=== Section Start ===

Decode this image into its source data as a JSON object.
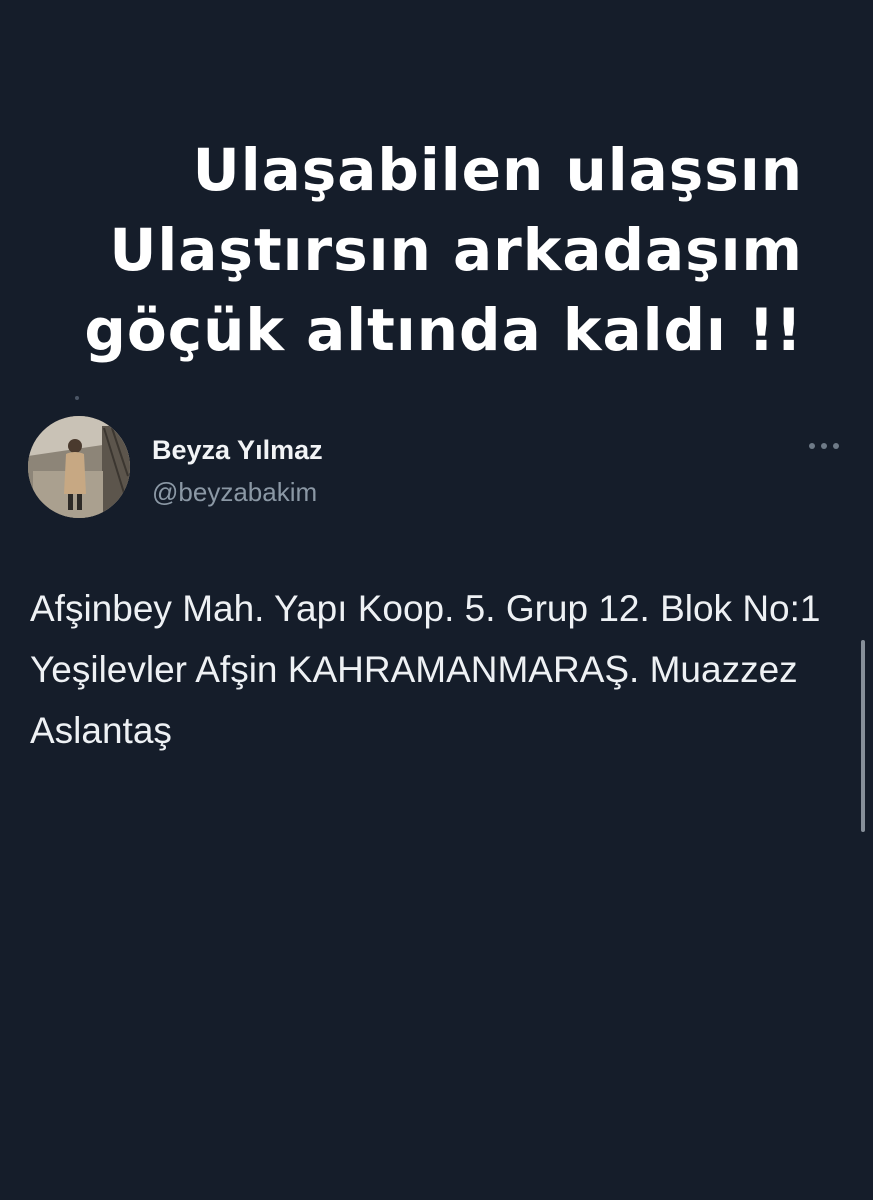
{
  "overlay_caption": {
    "lines": [
      "Ulaşabilen ulaşsın",
      "Ulaştırsın arkadaşım",
      "göçük altında kaldı !!"
    ]
  },
  "tweet": {
    "author": {
      "display_name": "Beyza Yılmaz",
      "username": "@beyzabakim"
    },
    "text": "Afşinbey Mah. Yapı Koop. 5. Grup 12. Blok No:1 Yeşilevler Afşin KAHRAMANMARAŞ. Muazzez Aslantaş"
  },
  "icons": {
    "more": "more-horizontal-icon",
    "avatar": "profile-photo"
  },
  "colors": {
    "background": "#151d2a",
    "primary_text": "#f2f4f6",
    "secondary_text": "#8b98a5"
  }
}
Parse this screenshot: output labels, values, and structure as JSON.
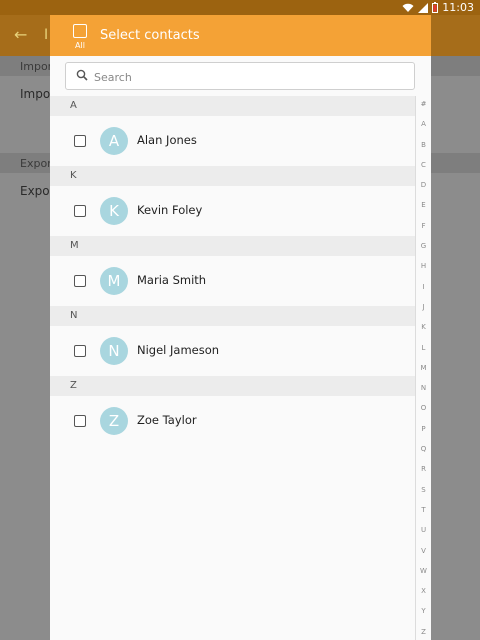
{
  "status_bar": {
    "time": "11:03"
  },
  "background": {
    "title": "I",
    "sections": [
      {
        "header": "Import",
        "item": "Import"
      },
      {
        "header": "Export",
        "item": "Export"
      }
    ]
  },
  "dialog": {
    "all_label": "All",
    "title": "Select contacts",
    "search_placeholder": "Search",
    "groups": [
      {
        "letter": "A",
        "contacts": [
          {
            "initial": "A",
            "name": "Alan Jones"
          }
        ]
      },
      {
        "letter": "K",
        "contacts": [
          {
            "initial": "K",
            "name": "Kevin Foley"
          }
        ]
      },
      {
        "letter": "M",
        "contacts": [
          {
            "initial": "M",
            "name": "Maria Smith"
          }
        ]
      },
      {
        "letter": "N",
        "contacts": [
          {
            "initial": "N",
            "name": "Nigel Jameson"
          }
        ]
      },
      {
        "letter": "Z",
        "contacts": [
          {
            "initial": "Z",
            "name": "Zoe Taylor"
          }
        ]
      }
    ],
    "index": [
      "#",
      "A",
      "B",
      "C",
      "D",
      "E",
      "F",
      "G",
      "H",
      "I",
      "J",
      "K",
      "L",
      "M",
      "N",
      "O",
      "P",
      "Q",
      "R",
      "S",
      "T",
      "U",
      "V",
      "W",
      "X",
      "Y",
      "Z"
    ]
  },
  "colors": {
    "header": "#f4a236",
    "avatar": "#a9d6df",
    "statusbar": "#9c6310"
  }
}
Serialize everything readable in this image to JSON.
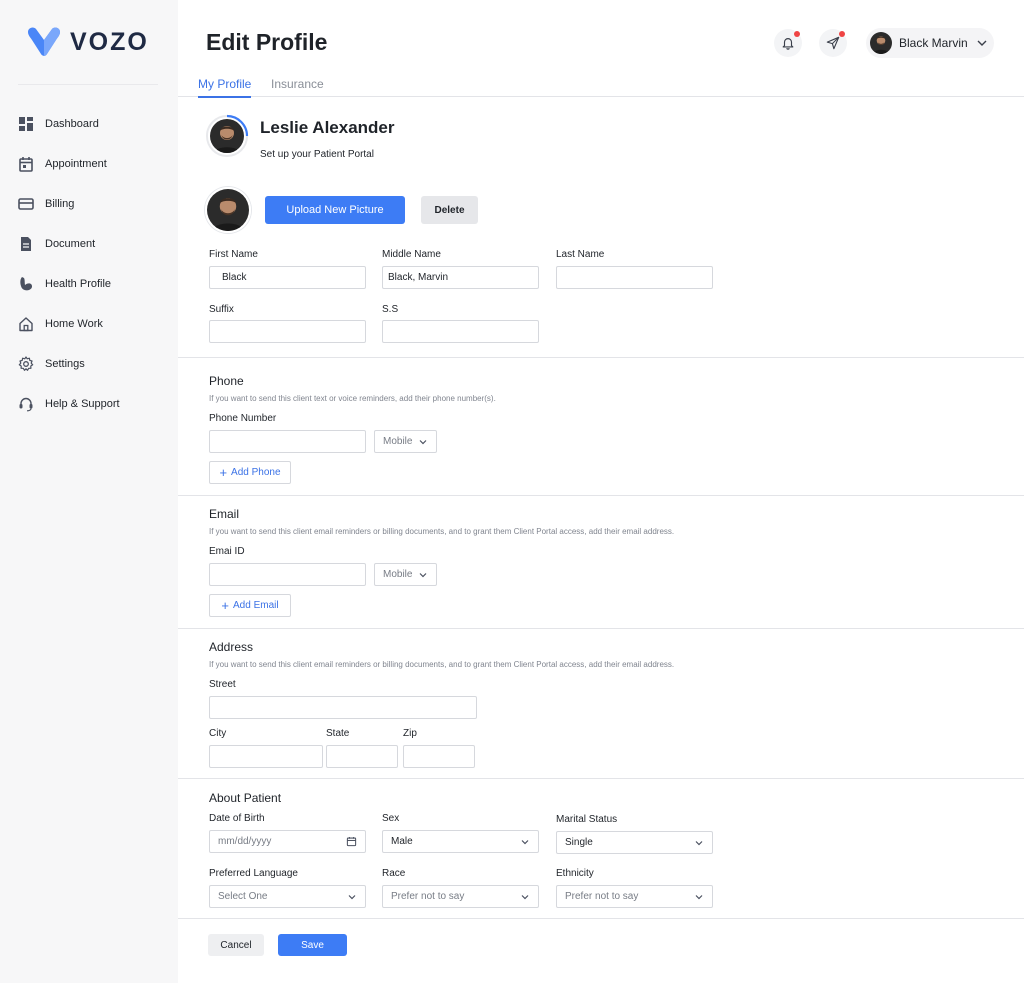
{
  "brand": {
    "name": "VOZO",
    "accent": "#3d7cf5"
  },
  "sidebar": {
    "items": [
      {
        "label": "Dashboard",
        "icon": "dashboard-icon"
      },
      {
        "label": "Appointment",
        "icon": "calendar-icon"
      },
      {
        "label": "Billing",
        "icon": "credit-card-icon"
      },
      {
        "label": "Document",
        "icon": "document-icon"
      },
      {
        "label": "Health Profile",
        "icon": "muscle-icon"
      },
      {
        "label": "Home Work",
        "icon": "home-icon"
      },
      {
        "label": "Settings",
        "icon": "gear-icon"
      },
      {
        "label": "Help & Support",
        "icon": "headset-icon"
      }
    ]
  },
  "header": {
    "title": "Edit Profile",
    "user_name": "Black Marvin"
  },
  "tabs": [
    {
      "label": "My Profile",
      "active": true
    },
    {
      "label": "Insurance",
      "active": false
    }
  ],
  "profile": {
    "name": "Leslie Alexander",
    "subtitle": "Set up your Patient Portal",
    "upload_label": "Upload New Picture",
    "delete_label": "Delete"
  },
  "name_fields": {
    "first_name": {
      "label": "First Name",
      "value": "Black"
    },
    "middle_name": {
      "label": "Middle Name",
      "value": "Black, Marvin"
    },
    "last_name": {
      "label": "Last Name",
      "value": ""
    },
    "suffix": {
      "label": "Suffix",
      "value": ""
    },
    "ss": {
      "label": "S.S",
      "value": ""
    }
  },
  "phone": {
    "title": "Phone",
    "hint": "If you want to send this client text or voice reminders, add their phone number(s).",
    "field_label": "Phone Number",
    "type_value": "Mobile",
    "add_label": "Add Phone"
  },
  "email": {
    "title": "Email",
    "hint": "If you want to send this client email reminders or billing documents, and to grant them Client Portal access, add their email address.",
    "field_label": "Emai ID",
    "type_value": "Mobile",
    "add_label": "Add Email"
  },
  "address": {
    "title": "Address",
    "hint": "If you want to send this client email reminders or billing documents, and to grant them Client Portal access, add their email address.",
    "street_label": "Street",
    "city_label": "City",
    "state_label": "State",
    "zip_label": "Zip"
  },
  "about": {
    "title": "About Patient",
    "dob_label": "Date of Birth",
    "dob_placeholder": "mm/dd/yyyy",
    "sex_label": "Sex",
    "sex_value": "Male",
    "marital_label": "Marital Status",
    "marital_value": "Single",
    "language_label": "Preferred Language",
    "language_value": "Select One",
    "race_label": "Race",
    "race_value": "Prefer not to say",
    "ethnicity_label": "Ethnicity",
    "ethnicity_value": "Prefer not to say"
  },
  "footer": {
    "cancel_label": "Cancel",
    "save_label": "Save"
  }
}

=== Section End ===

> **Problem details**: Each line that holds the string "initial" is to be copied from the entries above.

> **Written response**:
            "initial": "A",
            "initial": "K",
            "initial": "M",
            "initial": "N",
            "initial": "Z",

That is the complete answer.